Pedro’s Angus, owned by Bill and Bev Roe
Like other farmers, we are blessed to be working in a profession that brings satisfaction and joy, as well as plenty of challenges. Pedro’s Angus Farm’s roots started in the 1800s when Bev’s great grandfather Barley Wagner raised Shorthorns near Fremont, in northern Ohio. Father Nick Wagner transitioned from Shorthorn to Hereford and finally to Angus in the 1950s, selecting moderate framed cattle, staying away from extremes.
We started our cattle operation in 1993 with six cows and a bull from the Wagner herd. Now we have 200 head of purebred Angus on 400 acres of pasture and hay in Butler County with the help of our herdsman Michael Everett. The yearling bulls are grown on pasture conditions to keep their fertility high. Bulls and bred females are marketed to 10 states by selling direct from the farm. Our cattle marketing program evolved from selling steaks to customers at Pedro’s Angus Steakhouse. Though retired from the restaurant business, our genetics is still based on the dinner table. In addition to measuring cattle for easy calving and growth, the yearlings are ultrasounded to collect data on marbling, rib eye muscling and fat. Gathering accurate data is an obsession at Pedro’s Angus, so customers can make sound breeding decisions.
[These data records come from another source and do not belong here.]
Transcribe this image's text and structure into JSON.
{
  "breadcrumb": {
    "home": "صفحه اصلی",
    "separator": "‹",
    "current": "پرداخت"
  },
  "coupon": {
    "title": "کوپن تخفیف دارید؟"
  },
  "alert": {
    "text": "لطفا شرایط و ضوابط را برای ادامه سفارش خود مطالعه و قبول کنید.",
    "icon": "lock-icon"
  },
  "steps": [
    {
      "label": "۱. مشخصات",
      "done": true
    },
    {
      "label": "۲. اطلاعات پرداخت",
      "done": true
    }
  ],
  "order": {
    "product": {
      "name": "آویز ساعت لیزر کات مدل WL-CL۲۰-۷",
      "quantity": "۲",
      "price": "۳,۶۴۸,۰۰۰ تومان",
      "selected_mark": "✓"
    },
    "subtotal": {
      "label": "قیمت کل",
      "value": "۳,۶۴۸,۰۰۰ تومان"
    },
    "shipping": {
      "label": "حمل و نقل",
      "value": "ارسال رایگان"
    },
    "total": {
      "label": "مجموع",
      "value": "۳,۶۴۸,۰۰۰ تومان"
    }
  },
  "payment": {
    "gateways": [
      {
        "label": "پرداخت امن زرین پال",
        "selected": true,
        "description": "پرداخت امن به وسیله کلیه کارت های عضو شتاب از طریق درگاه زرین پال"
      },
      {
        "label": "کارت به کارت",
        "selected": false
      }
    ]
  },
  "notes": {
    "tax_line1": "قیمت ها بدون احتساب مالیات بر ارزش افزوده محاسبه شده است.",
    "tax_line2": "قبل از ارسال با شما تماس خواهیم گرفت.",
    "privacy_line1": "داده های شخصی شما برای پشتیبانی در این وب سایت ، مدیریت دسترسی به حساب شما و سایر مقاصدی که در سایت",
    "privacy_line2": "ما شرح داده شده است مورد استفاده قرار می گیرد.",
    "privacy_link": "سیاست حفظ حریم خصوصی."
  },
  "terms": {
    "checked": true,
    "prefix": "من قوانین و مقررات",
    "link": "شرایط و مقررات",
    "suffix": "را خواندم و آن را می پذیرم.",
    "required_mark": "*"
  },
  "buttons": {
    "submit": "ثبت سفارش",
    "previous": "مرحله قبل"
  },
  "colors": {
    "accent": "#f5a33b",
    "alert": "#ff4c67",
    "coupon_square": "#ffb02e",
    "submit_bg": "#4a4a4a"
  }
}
But our cattle are not just a product that we sell to make a profit. We are like so many others that just love to watch and care for critters. We believe that our cattle receive better care than many children around the world. They have clean plentiful water, and a balanced diet of grass, clover, hay and minerals. This time of year, we make sure that our cows have plenty of shade under trees. Our cattle never need to be kept in barns even in winter; because like wild animals, they have two layers of hair. The outer layer of coarse long hair sheds water and snow. The finer inner layer stays dry and insulates the cows. During the month of July, we will share how we care for our animals and our land.